The line that separates the genres of country and soul music has never been a particularly thick one and over the decades there has been a healthy swapping of repertoire between the genres. Jimmie Rodgers, country music’s first superstar, established himself by putting a hillbilly spin on delta blues – and that was back in the late 1920s. Most 60s soul singers who grew up in the segregated American south in the 30s and 40s probably heard more country music on the radio than they did blues or jazz, as there was little to no radio programming devoted to music for black people. It’s therefore no surprise to find that there were so many classic adaptations of great country songs during the golden age of soul music.
“Behind Closed Doors: Where Country Meets Soul” brings together 24 supreme spins on songs that were first recorded – usually successfully – by country artists. It’s not the first such compilation to do so but, if I say so myself, it’s the best one to date. As one who regards both genres to be of equal importance, and who collects both soul and country 45s, I can say with some certainly that nobody is going to be disappointed with the tracks in this top-notch compilation. (For those who might wish to check out the country originals after hearing them sung with soul, I have listed the first version of each song in the track-by-track annotations.)
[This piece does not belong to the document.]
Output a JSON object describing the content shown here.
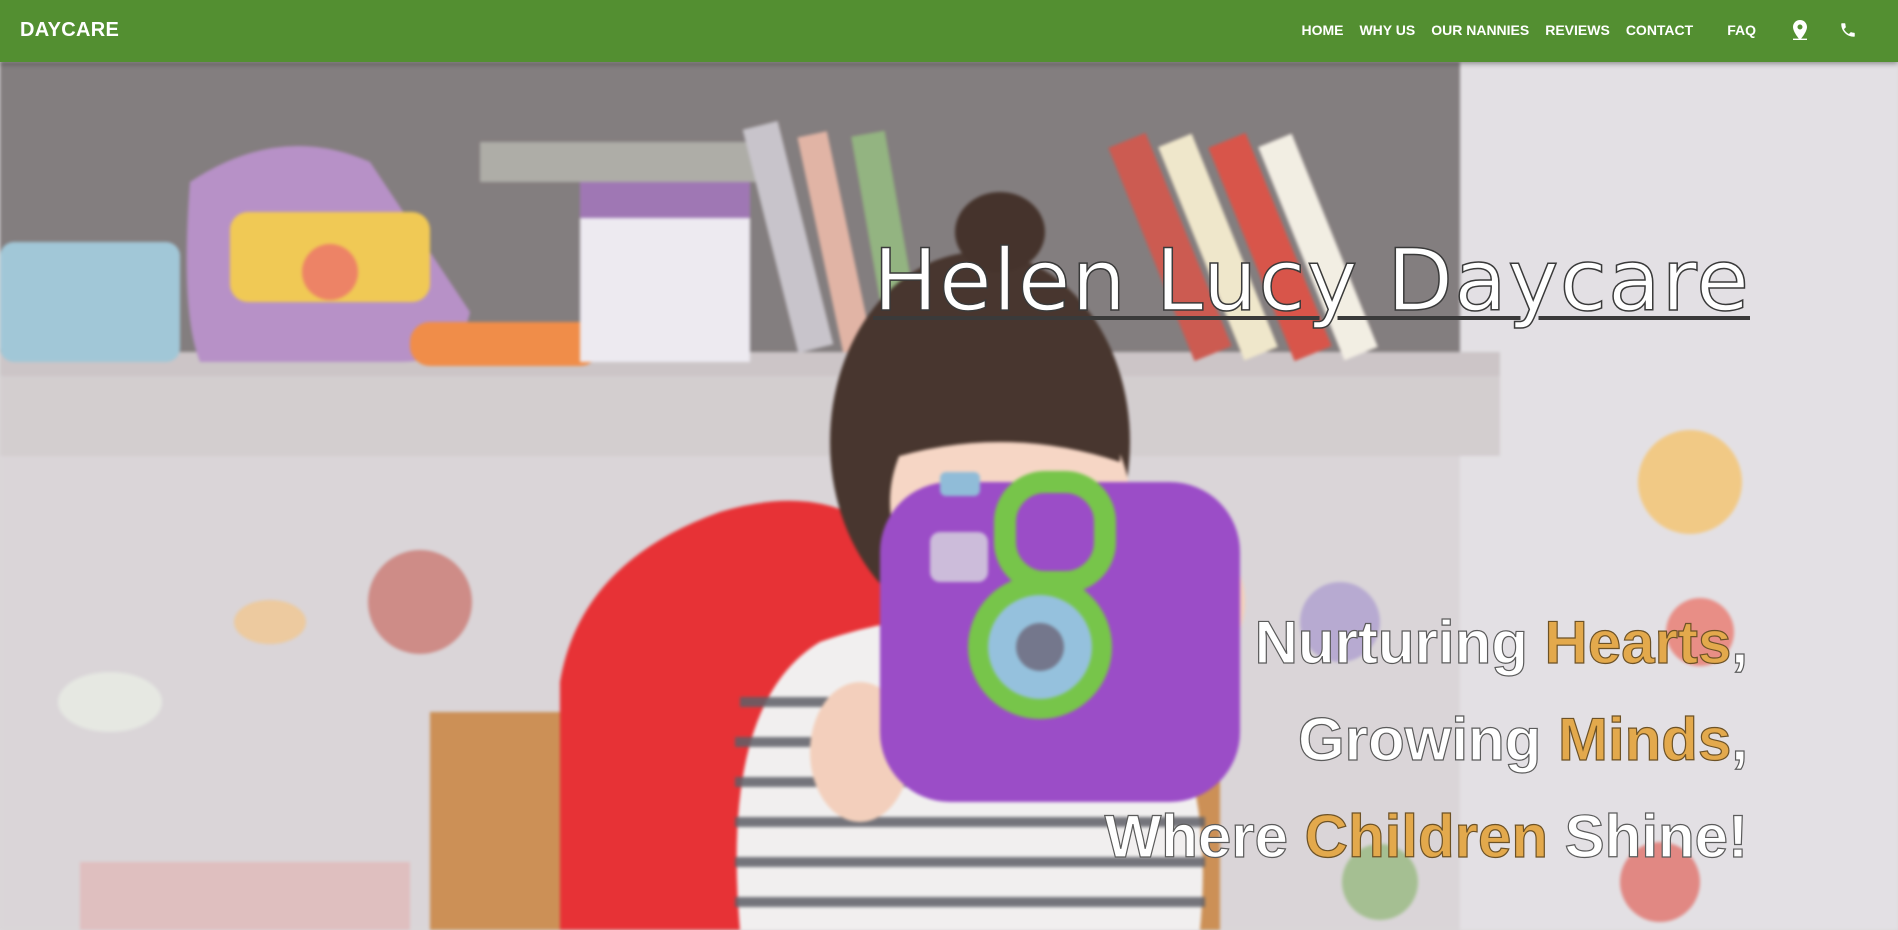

Where country meets soul can be a pessimistic and dark place. Songs such as ‘The Grand Tour’ or ‘Life Turned Her That Way’ are going to have a downbeat outlook whoever is singing them; they are as tailor-made for Aaron Neville and James Carr as they are for those who originally sang them for country audiences (George Jones and Little Jimmy Dickens), while Percy Sledge sings ‘Take Time To Know Her’ with the experience of someone who sounds like he lived every minute of its bleak narrative and provides this collection with an undisputed highlight.
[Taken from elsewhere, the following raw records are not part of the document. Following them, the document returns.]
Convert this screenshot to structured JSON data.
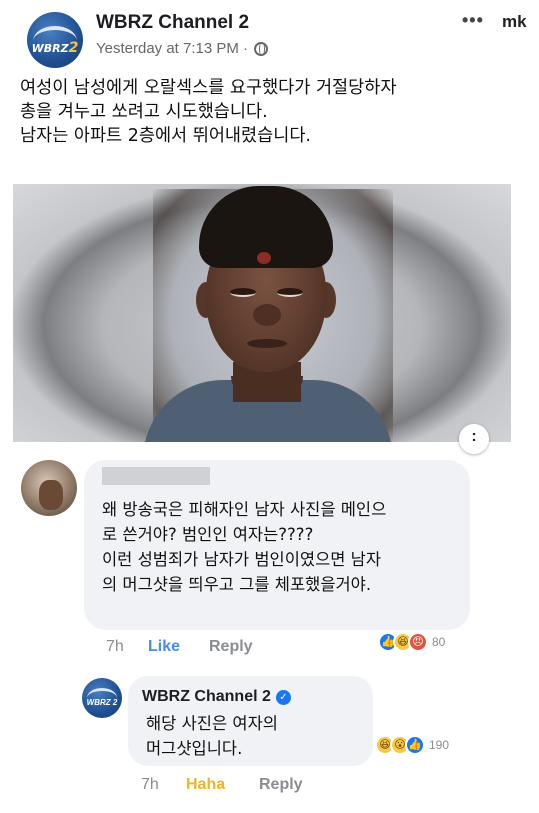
{
  "header": {
    "page_name": "WBRZ Channel 2",
    "timestamp": "Yesterday at 7:13 PM · ",
    "avatar_logo": "WBRZ",
    "avatar_logo_num": "2",
    "more_label": "•••",
    "watermark": "mk"
  },
  "post": {
    "text_lines": [
      "여성이 남성에게 오랄섹스를 요구했다가 거절당하자",
      "총을 겨누고 쏘려고 시도했습니다.",
      "남자는 아파트 2층에서 뛰어내렸습니다."
    ],
    "expand_label": ":"
  },
  "comment": {
    "text_lines": [
      "왜 방송국은 피해자인 남자 사진을 메인으",
      "로 쓴거야? 범인인 여자는????",
      "이런 성범죄가 남자가 범인이였으면 남자",
      "의 머그샷을 띄우고 그를 체포했을거야."
    ],
    "time": "7h",
    "like_label": "Like",
    "reply_label": "Reply",
    "reaction_count": "80",
    "reactions": [
      "like",
      "haha",
      "angry"
    ]
  },
  "reply": {
    "author": "WBRZ Channel 2",
    "verified_glyph": "✓",
    "avatar_logo": "WBRZ 2",
    "text_lines": [
      "해당 사진은 여자의",
      "머그샷입니다."
    ],
    "time": "7h",
    "reaction_label": "Haha",
    "reply_label": "Reply",
    "reaction_count": "190",
    "reactions": [
      "haha",
      "wow",
      "like"
    ]
  },
  "colors": {
    "facebook_blue": "#1877f2",
    "haha_yellow": "#f0b429",
    "bubble_gray": "#f0f2f5"
  }
}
The place can also be optimistic and light, as Joe Simon’s wonderful version of the early Waylon Jennings hit ‘Yours, Love’ and Little Milton’s romping revamp of Charlie Rich’s ‘Behind Closed Doors’ show. Somewhere in the middle there’s Moses & Joshua Dillard’s tear ’em up take on ‘My Elusive Dreams’, a song usually sung in country circles in the maudlin manner of the original version by its writer Claude “Curly” Putnam.
There are still a few people out there who have not yet come to regard soul and country as musical equals. Hopefully “Behind Closed Doors: Where Country Meets Soul” will help to right that wrong and lead to further understanding of why so many country songs have been turned into soul classics down the years.
By Tony Rounce